## title: Gradient Descent

## Gradient Descent

Gradient descent is an optimization algorithm for finding the minimum of a function. In deep learning this optimization algorithm is very useful when the parameters cannot be calculated analytically.

What you want to do is to repeatedly update the value of the parameter theta until you minimize the value of the Cost Function J(θ) close to 0;

### Learning Rate

The size of a step is called the learning rate. A larger learning rate make iterating faster but it might overshoot the global minimum, the value that we are looking for. On the other hand we could prevent this overshooting by decreasing the learning rate; but beware that the smaller you make the learning rate, the more computationally intensive it gets.
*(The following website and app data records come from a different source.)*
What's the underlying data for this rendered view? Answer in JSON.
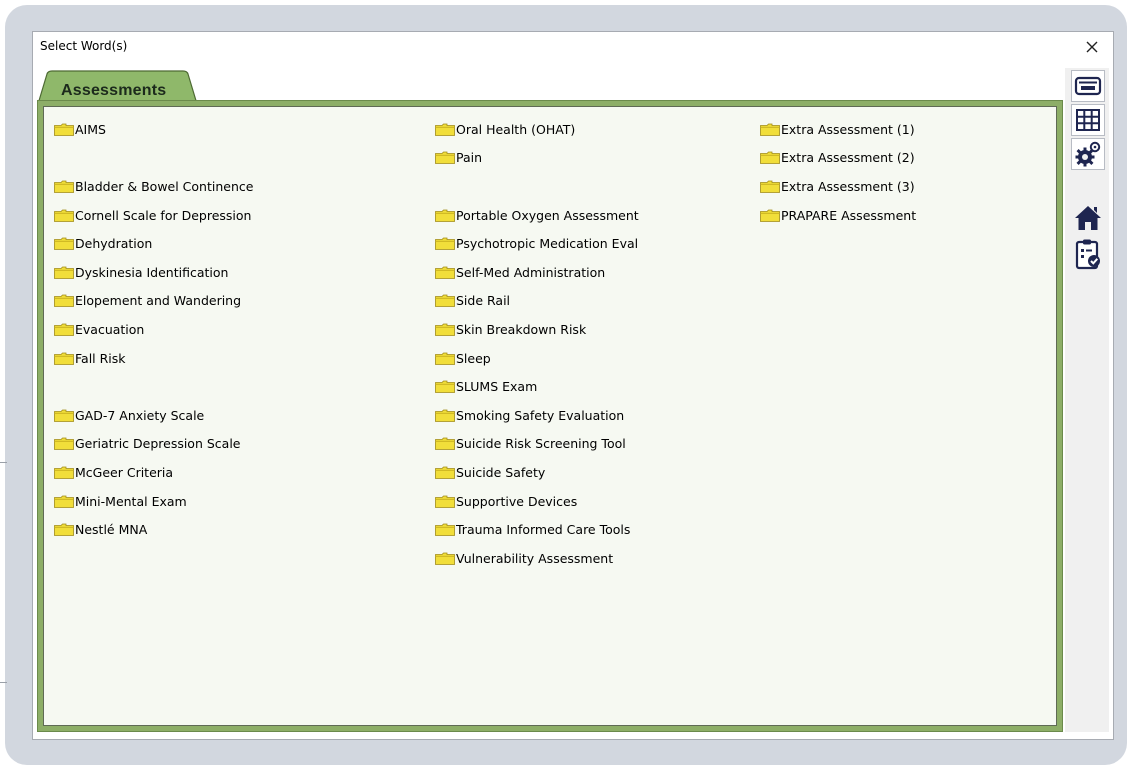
{
  "dialog": {
    "title": "Select Word(s)",
    "close_symbol": "✕"
  },
  "tabs": [
    {
      "label": "Assessments",
      "active": true
    }
  ],
  "columns": [
    [
      "AIMS",
      "",
      "Bladder & Bowel Continence",
      "Cornell Scale for Depression",
      "Dehydration",
      "Dyskinesia Identification",
      "Elopement and Wandering",
      "Evacuation",
      "Fall Risk",
      "",
      "GAD-7 Anxiety Scale",
      "Geriatric Depression Scale",
      "McGeer Criteria",
      "Mini-Mental Exam",
      "Nestlé MNA"
    ],
    [
      "Oral Health (OHAT)",
      "Pain",
      "",
      "Portable Oxygen Assessment",
      "Psychotropic Medication Eval",
      "Self-Med Administration",
      "Side Rail",
      "Skin Breakdown Risk",
      "Sleep",
      "SLUMS Exam",
      "Smoking Safety Evaluation",
      "Suicide Risk Screening Tool",
      "Suicide Safety",
      "Supportive Devices",
      "Trauma Informed Care Tools",
      "Vulnerability Assessment"
    ],
    [
      "Extra Assessment (1)",
      "Extra Assessment (2)",
      "Extra Assessment (3)",
      "PRAPARE Assessment"
    ]
  ],
  "sidebar": {
    "buttons": [
      "keyboard-icon",
      "grid-icon",
      "settings-gears-icon",
      "home-icon",
      "clipboard-check-icon"
    ]
  },
  "colors": {
    "panel_green": "#8dae67",
    "tab_green": "#8fb86a",
    "folder_yellow": "#f1de3a",
    "icon_navy": "#1e2550"
  }
}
This could either prolong the computation unnecessarily, or you may not arrive at the global minimum altogether.

### Feature Scaling

A deep learning problem would require you to use multiple features for generating a predictive model. If for example if you are building a predictive model for house pricing, you would have to deal with features like the price itself, number of rooms, lot area, etc. And these features might extremely differ in range, like for example while the lot area might be between 0 and 2000 square feet, the other features like the number of rooms would be between 1 and 9.

This is where feature scaling, also called normalization, comes in handy, to make sure that your machine learning algorithm works properly.

### Stochastic Gradient Descent

Machine learning problems usually requires computations over a sample size in the millions, and that could be very computationally intensive.

In stochastic gradient descent you update the parameter for the cost gradient of each example rather that the sum of the cost gradient of all the examples. You could arrive at a set of good parameters faster after only a few passes through the training examples, thus the learning is faster as well.

### Mini-batch Gradient Descent

Stochastic Gradient Descent computes the gradient on a single instance. As described above, this is indeed faster than evaluating the entire training set when computing a gradient. However, this is somewhat extreme and can lead to parameter volatility around the optimal solution. Mini-batch gradient descent offers a middle-ground where the gradients are computed on a random sample (a “mini” batch). The larger your mini-batch (the chunkier your selection from the training set), the less parameter volatility you can expect around the optimal solution.